- [Task instructions] Show each line of the records below where the word "heading" occurs.

+++

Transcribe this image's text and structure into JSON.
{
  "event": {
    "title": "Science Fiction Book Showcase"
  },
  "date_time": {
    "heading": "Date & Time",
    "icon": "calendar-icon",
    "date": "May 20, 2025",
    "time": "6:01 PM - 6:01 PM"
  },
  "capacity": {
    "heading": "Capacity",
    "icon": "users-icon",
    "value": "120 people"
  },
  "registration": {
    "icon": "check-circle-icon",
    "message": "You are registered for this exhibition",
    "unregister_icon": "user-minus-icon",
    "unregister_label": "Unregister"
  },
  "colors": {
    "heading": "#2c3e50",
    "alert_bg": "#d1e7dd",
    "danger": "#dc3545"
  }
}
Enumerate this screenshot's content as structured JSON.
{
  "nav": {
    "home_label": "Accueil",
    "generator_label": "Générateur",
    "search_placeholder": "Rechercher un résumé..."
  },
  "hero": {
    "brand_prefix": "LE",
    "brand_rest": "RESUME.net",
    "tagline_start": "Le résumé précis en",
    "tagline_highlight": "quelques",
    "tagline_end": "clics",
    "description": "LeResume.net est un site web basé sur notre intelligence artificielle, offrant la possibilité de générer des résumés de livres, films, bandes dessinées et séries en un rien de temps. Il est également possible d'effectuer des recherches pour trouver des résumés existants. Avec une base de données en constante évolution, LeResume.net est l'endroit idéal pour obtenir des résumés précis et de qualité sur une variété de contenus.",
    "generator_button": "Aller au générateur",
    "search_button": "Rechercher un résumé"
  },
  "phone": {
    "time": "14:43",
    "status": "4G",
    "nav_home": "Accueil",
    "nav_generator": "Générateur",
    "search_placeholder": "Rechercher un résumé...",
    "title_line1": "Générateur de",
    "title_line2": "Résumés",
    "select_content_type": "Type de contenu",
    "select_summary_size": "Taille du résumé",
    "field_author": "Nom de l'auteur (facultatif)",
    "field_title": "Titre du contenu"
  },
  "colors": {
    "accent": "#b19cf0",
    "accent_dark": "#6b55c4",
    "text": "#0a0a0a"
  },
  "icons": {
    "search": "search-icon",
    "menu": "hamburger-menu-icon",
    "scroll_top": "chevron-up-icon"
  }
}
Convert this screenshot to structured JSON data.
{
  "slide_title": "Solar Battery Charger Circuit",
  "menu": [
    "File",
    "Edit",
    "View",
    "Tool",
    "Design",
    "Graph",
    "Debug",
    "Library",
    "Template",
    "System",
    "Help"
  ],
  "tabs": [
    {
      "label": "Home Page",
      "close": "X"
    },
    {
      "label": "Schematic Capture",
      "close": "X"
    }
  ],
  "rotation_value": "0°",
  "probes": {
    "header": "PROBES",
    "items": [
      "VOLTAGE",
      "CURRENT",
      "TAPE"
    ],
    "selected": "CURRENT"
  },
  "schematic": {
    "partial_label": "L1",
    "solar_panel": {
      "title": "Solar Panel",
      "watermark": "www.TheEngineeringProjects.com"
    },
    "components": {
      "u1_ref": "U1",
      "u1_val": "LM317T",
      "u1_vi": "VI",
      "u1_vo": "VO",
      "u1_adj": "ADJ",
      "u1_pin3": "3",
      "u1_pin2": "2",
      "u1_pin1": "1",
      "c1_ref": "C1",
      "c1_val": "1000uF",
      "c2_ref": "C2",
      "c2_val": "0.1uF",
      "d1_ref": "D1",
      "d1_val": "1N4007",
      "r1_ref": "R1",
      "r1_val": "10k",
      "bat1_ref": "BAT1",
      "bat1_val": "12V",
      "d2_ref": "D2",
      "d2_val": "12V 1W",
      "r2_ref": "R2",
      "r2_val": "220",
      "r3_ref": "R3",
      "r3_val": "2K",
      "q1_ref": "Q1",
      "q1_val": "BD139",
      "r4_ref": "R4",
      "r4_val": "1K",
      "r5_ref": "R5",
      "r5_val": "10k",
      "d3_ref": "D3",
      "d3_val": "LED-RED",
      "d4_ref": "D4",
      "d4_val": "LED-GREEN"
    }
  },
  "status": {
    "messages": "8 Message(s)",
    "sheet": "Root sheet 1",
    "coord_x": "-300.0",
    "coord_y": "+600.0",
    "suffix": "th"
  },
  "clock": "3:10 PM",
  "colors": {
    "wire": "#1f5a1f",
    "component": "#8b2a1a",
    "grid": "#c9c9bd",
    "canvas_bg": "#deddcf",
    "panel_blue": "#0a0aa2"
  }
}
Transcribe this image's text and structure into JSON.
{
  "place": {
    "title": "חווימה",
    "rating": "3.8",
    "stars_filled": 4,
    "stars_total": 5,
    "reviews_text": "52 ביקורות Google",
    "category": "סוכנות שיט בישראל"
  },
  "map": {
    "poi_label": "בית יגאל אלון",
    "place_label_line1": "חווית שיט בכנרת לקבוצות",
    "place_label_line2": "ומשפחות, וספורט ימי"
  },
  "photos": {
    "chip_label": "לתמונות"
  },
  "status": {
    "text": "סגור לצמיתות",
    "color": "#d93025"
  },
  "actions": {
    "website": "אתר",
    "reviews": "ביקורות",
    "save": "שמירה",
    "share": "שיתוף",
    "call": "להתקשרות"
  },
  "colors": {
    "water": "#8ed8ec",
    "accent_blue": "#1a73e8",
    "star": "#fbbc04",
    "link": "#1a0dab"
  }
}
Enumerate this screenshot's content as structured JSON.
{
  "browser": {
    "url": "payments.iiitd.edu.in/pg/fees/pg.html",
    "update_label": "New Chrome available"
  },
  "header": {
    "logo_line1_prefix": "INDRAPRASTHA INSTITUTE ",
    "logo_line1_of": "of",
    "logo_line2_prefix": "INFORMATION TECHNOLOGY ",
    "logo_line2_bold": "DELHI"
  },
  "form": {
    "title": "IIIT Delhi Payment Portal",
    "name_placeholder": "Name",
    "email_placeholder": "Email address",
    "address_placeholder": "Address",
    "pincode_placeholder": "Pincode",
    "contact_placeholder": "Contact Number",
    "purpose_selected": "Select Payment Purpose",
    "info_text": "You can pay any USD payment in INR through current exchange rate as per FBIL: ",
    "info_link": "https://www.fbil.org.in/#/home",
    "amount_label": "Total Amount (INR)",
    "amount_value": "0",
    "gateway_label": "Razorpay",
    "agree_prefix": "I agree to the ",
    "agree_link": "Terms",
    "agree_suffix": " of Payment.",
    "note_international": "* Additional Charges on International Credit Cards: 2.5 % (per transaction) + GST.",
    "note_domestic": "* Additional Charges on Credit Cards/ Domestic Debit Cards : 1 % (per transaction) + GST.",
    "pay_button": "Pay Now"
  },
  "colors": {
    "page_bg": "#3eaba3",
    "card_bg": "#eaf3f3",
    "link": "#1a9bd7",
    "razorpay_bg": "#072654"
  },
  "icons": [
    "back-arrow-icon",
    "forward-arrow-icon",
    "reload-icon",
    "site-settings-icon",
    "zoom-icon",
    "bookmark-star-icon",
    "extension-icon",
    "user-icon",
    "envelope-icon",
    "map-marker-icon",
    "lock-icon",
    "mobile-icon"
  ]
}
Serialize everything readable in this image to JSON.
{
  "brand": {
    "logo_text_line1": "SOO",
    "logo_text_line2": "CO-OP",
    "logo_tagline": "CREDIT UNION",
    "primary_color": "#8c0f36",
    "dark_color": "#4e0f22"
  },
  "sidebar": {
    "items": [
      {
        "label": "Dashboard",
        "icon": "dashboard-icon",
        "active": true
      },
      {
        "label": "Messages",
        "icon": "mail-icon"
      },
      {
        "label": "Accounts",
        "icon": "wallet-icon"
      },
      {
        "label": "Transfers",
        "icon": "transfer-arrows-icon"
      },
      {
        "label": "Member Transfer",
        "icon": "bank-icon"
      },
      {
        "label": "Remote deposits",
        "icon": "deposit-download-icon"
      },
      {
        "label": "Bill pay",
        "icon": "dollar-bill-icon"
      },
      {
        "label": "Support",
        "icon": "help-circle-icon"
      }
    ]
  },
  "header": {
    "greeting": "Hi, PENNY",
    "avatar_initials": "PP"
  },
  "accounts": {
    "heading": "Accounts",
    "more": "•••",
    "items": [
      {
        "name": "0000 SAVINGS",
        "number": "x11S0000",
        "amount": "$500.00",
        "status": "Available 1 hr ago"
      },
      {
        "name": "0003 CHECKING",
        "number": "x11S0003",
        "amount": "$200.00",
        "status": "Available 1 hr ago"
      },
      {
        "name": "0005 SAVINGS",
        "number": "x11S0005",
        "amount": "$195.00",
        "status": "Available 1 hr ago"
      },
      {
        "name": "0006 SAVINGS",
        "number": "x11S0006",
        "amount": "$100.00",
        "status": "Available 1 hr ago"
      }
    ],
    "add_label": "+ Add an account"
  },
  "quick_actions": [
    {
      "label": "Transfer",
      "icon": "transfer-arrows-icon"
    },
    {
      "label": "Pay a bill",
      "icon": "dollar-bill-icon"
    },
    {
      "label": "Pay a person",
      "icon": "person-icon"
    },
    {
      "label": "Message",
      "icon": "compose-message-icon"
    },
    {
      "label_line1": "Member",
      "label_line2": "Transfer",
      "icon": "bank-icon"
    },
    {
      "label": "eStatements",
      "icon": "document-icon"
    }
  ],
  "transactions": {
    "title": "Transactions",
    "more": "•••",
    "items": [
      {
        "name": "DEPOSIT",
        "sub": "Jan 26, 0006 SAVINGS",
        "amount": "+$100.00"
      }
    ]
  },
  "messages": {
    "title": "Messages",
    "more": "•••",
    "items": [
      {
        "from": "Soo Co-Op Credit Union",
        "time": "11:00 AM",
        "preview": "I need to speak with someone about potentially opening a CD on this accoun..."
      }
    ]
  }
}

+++

- [Exercise result]
    "heading": "Date & Time",
    "heading": "Capacity",
    "heading": "#2c3e50",
    "heading": "Accounts",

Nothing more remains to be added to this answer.